● TASK DESCRIPTION:
Every line of the records below should be restated exactly.

◇ ◇ ◇ ◇ ◇

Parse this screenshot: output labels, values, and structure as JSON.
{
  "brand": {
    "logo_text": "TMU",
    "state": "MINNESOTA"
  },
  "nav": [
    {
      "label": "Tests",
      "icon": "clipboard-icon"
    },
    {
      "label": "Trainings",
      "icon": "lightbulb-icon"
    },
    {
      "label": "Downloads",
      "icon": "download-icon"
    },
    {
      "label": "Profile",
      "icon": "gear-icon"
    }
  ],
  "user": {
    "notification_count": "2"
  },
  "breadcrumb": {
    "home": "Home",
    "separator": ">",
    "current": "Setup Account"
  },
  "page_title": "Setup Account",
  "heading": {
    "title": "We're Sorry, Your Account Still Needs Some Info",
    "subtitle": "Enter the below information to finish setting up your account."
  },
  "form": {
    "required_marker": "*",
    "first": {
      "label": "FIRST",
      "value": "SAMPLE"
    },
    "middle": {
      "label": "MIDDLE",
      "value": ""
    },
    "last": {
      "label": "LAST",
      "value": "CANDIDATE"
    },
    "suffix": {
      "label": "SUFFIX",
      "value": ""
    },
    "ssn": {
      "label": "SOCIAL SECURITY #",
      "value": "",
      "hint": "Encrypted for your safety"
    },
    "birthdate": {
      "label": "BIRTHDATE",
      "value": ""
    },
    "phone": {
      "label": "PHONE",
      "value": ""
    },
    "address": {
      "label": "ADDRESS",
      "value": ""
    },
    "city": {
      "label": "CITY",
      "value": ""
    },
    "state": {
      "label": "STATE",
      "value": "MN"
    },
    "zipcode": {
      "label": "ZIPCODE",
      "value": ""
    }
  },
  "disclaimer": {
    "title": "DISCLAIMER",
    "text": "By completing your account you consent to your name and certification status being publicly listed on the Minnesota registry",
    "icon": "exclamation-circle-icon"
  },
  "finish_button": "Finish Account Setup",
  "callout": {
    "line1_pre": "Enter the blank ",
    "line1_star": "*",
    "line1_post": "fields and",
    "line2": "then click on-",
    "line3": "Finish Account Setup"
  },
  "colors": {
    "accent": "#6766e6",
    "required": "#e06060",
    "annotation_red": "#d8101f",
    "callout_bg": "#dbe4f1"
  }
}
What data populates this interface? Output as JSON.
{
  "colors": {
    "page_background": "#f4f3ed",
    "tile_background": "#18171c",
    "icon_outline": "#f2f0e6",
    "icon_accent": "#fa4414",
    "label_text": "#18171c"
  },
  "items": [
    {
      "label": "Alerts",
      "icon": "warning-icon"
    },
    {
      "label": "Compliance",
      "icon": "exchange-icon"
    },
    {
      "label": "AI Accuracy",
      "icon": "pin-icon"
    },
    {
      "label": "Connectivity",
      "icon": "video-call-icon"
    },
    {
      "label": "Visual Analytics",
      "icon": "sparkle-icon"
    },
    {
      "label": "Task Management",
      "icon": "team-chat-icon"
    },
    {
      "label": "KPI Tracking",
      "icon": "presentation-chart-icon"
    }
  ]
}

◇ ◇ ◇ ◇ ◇

● WRITTEN RESPONSE:
Parse this screenshot: output labels, values, and structure as JSON.
{
  "brand": {
    "logo_text": "TMU",
    "state": "MINNESOTA"
  },
  "nav": [
    {
      "label": "Tests",
      "icon": "clipboard-icon"
    },
    {
      "label": "Trainings",
      "icon": "lightbulb-icon"
    },
    {
      "label": "Downloads",
      "icon": "download-icon"
    },
    {
      "label": "Profile",
      "icon": "gear-icon"
    }
  ],
  "user": {
    "notification_count": "2"
  },
  "breadcrumb": {
    "home": "Home",
    "separator": ">",
    "current": "Setup Account"
  },
  "page_title": "Setup Account",
  "heading": {
    "title": "We're Sorry, Your Account Still Needs Some Info",
    "subtitle": "Enter the below information to finish setting up your account."
  },
  "form": {
    "required_marker": "*",
    "first": {
      "label": "FIRST",
      "value": "SAMPLE"
    },
    "middle": {
      "label": "MIDDLE",
      "value": ""
    },
    "last": {
      "label": "LAST",
      "value": "CANDIDATE"
    },
    "suffix": {
      "label": "SUFFIX",
      "value": ""
    },
    "ssn": {
      "label": "SOCIAL SECURITY #",
      "value": "",
      "hint": "Encrypted for your safety"
    },
    "birthdate": {
      "label": "BIRTHDATE",
      "value": ""
    },
    "phone": {
      "label": "PHONE",
      "value": ""
    },
    "address": {
      "label": "ADDRESS",
      "value": ""
    },
    "city": {
      "label": "CITY",
      "value": ""
    },
    "state": {
      "label": "STATE",
      "value": "MN"
    },
    "zipcode": {
      "label": "ZIPCODE",
      "value": ""
    }
  },
  "disclaimer": {
    "title": "DISCLAIMER",
    "text": "By completing your account you consent to your name and certification status being publicly listed on the Minnesota registry",
    "icon": "exclamation-circle-icon"
  },
  "finish_button": "Finish Account Setup",
  "callout": {
    "line1_pre": "Enter the blank ",
    "line1_star": "*",
    "line1_post": "fields and",
    "line2": "then click on-",
    "line3": "Finish Account Setup"
  },
  "colors": {
    "accent": "#6766e6",
    "required": "#e06060",
    "annotation_red": "#d8101f",
    "callout_bg": "#dbe4f1"
  }
}
What data populates this interface? Output as JSON.
{
  "colors": {
    "page_background": "#f4f3ed",
    "tile_background": "#18171c",
    "icon_outline": "#f2f0e6",
    "icon_accent": "#fa4414",
    "label_text": "#18171c"
  },
  "items": [
    {
      "label": "Alerts",
      "icon": "warning-icon"
    },
    {
      "label": "Compliance",
      "icon": "exchange-icon"
    },
    {
      "label": "AI Accuracy",
      "icon": "pin-icon"
    },
    {
      "label": "Connectivity",
      "icon": "video-call-icon"
    },
    {
      "label": "Visual Analytics",
      "icon": "sparkle-icon"
    },
    {
      "label": "Task Management",
      "icon": "team-chat-icon"
    },
    {
      "label": "KPI Tracking",
      "icon": "presentation-chart-icon"
    }
  ]
}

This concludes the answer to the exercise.